--- Working data Enclosed Below ---

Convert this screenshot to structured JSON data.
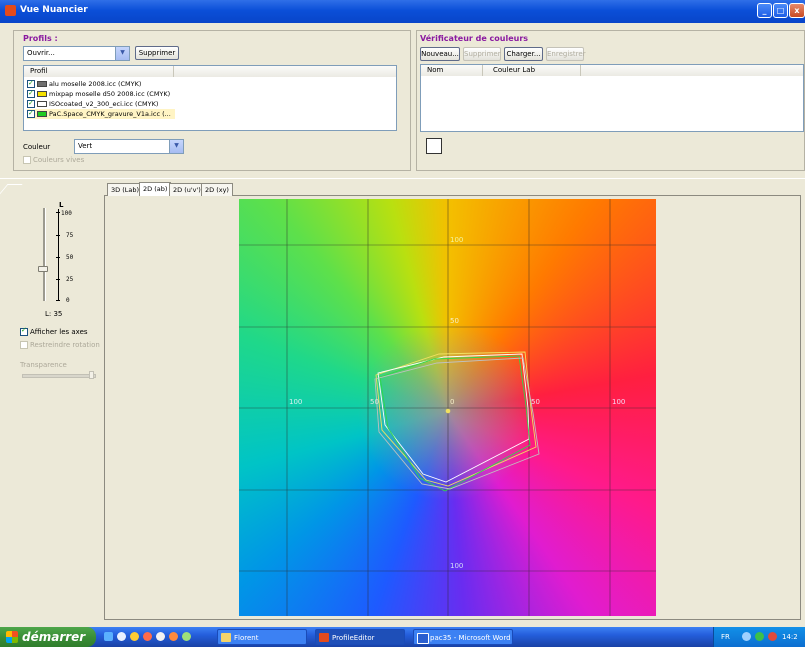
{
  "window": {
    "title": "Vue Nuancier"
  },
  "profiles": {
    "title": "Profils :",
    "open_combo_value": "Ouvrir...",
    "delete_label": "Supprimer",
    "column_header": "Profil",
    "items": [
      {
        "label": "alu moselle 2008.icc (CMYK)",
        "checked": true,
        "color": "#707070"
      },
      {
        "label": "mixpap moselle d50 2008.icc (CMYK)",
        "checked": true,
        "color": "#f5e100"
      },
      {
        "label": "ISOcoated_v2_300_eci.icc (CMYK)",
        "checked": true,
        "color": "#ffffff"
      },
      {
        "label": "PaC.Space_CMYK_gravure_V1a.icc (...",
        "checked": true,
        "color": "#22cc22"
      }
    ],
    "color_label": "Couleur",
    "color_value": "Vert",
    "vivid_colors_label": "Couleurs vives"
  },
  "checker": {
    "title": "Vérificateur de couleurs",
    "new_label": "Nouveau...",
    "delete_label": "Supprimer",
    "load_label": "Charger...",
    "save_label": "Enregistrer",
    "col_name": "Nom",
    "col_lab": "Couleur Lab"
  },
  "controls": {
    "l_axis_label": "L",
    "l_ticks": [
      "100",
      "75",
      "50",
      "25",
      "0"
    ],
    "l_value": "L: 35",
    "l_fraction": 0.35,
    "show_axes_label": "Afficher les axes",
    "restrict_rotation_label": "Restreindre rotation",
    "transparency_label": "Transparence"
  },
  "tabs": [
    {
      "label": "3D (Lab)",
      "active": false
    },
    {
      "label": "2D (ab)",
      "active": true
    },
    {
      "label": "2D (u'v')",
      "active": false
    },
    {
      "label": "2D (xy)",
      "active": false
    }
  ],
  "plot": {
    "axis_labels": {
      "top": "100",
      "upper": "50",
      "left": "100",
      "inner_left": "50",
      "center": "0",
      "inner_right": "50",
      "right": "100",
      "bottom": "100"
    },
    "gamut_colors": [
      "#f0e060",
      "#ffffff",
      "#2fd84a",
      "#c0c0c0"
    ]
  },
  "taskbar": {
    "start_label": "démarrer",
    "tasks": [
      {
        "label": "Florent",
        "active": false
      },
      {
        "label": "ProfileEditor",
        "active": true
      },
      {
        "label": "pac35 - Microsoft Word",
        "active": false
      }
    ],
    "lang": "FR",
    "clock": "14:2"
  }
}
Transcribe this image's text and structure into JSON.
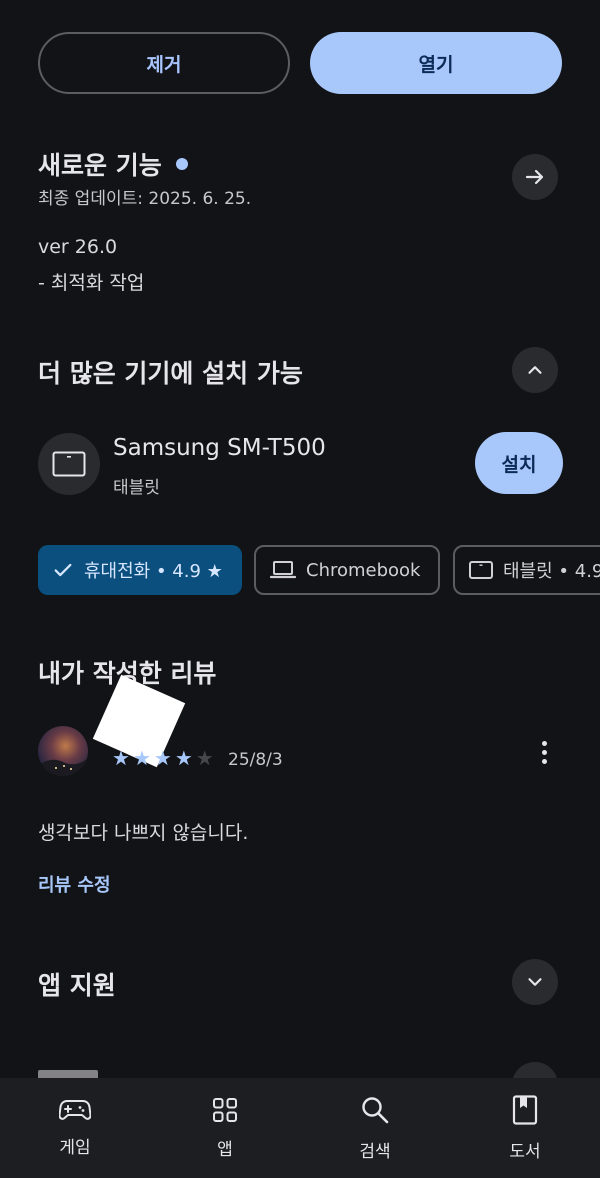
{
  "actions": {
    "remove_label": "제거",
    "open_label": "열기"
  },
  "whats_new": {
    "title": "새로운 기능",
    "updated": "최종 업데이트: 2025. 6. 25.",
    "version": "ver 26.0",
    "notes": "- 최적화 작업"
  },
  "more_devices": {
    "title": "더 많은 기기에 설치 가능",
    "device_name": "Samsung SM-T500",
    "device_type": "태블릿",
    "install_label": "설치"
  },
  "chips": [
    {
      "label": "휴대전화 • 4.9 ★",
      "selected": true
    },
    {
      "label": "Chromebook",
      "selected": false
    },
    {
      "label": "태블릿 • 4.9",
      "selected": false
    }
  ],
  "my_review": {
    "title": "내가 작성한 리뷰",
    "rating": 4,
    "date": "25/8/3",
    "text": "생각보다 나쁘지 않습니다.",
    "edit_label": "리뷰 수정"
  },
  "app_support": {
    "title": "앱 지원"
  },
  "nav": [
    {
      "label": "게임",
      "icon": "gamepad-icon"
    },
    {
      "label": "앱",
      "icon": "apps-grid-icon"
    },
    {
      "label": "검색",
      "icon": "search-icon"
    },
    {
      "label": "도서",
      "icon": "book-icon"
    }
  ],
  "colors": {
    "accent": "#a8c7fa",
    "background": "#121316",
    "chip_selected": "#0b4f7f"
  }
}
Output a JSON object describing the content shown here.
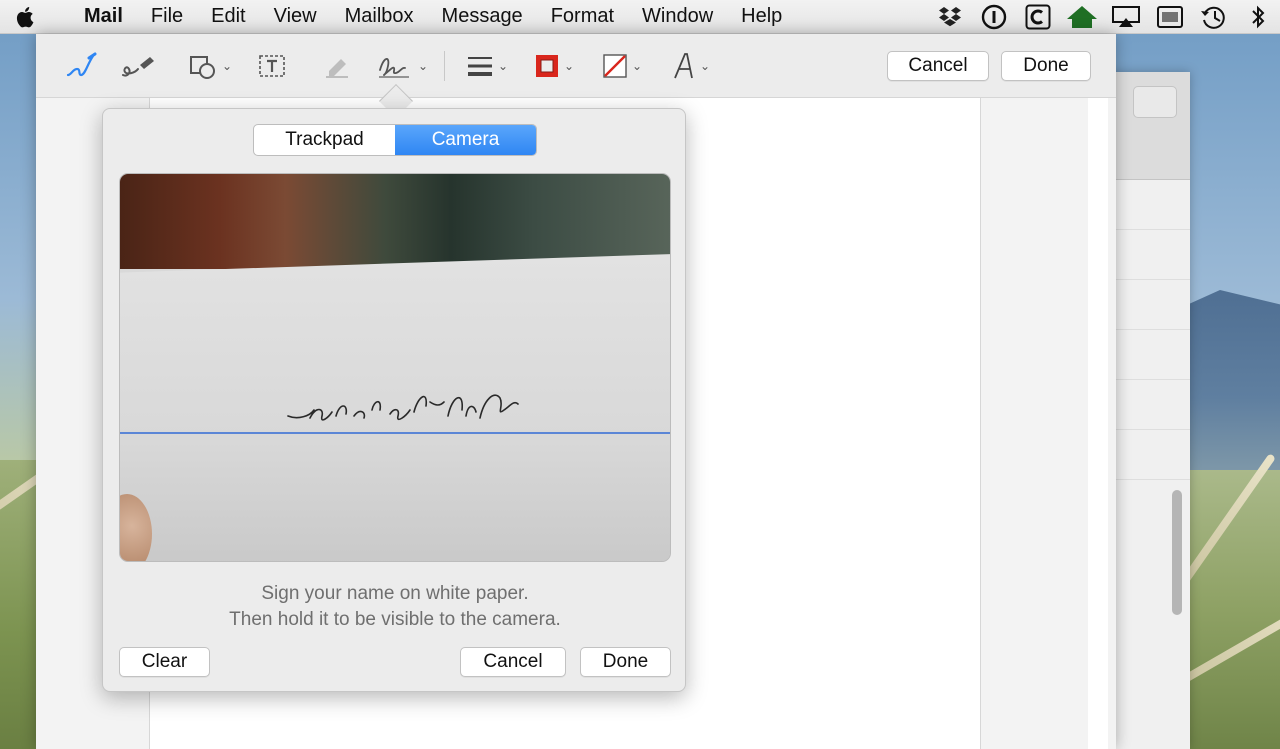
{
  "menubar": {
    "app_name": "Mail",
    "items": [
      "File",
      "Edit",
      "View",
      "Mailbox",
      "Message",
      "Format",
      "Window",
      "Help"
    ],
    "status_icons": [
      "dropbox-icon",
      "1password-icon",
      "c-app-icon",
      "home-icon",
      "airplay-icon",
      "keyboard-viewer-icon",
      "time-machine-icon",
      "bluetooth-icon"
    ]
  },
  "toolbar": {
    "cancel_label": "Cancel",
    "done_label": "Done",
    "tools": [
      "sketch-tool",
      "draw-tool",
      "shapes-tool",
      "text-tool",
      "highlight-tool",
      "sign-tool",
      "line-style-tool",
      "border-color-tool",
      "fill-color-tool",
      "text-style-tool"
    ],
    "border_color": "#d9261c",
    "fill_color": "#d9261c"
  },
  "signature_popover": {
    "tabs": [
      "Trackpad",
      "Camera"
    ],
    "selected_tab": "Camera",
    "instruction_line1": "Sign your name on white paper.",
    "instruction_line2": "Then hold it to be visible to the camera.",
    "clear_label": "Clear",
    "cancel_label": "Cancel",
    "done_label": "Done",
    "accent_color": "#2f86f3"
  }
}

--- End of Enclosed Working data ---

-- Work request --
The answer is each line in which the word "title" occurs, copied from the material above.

-- Problem solution --
    "title": "Vue Nuancier"
    "title": "Profils :",
    "title": "Vérificateur de couleurs",
    "title": "새로운 기능",
    "title": "더 많은 기기에 설치 가능",
    "title": "내가 작성한 리뷰",
    "title": "앱 지원"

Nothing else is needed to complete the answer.